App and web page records
+ + + +

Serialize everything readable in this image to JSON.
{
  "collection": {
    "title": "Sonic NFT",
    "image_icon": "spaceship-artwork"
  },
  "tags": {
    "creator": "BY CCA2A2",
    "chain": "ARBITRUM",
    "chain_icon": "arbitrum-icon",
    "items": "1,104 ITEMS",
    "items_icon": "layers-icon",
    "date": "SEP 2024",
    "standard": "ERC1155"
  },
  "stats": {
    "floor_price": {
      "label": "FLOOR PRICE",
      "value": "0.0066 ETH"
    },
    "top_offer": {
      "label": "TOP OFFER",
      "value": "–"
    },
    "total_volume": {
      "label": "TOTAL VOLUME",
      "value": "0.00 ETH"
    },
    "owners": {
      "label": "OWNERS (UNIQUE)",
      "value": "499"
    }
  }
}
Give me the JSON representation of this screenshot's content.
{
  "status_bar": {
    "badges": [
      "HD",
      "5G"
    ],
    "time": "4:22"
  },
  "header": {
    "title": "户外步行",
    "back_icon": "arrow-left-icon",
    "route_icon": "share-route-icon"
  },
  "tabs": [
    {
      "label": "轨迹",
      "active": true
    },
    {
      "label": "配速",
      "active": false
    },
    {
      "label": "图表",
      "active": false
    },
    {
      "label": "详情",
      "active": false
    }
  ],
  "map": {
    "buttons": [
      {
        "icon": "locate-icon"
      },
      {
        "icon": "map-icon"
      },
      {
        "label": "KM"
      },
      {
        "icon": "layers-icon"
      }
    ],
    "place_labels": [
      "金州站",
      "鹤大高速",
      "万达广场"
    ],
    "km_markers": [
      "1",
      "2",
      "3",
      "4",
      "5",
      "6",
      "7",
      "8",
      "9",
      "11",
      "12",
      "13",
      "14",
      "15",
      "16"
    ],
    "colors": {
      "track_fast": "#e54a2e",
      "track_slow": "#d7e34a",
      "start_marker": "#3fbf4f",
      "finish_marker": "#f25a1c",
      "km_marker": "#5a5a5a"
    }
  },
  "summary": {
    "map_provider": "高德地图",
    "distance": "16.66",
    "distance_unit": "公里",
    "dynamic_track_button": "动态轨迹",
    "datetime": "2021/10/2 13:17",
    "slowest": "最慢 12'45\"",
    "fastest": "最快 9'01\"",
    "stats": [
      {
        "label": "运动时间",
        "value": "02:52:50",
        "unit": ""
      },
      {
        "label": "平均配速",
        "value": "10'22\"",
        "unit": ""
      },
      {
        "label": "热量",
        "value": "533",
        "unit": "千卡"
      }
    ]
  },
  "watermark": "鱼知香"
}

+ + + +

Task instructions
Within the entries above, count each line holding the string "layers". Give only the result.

Task answer
2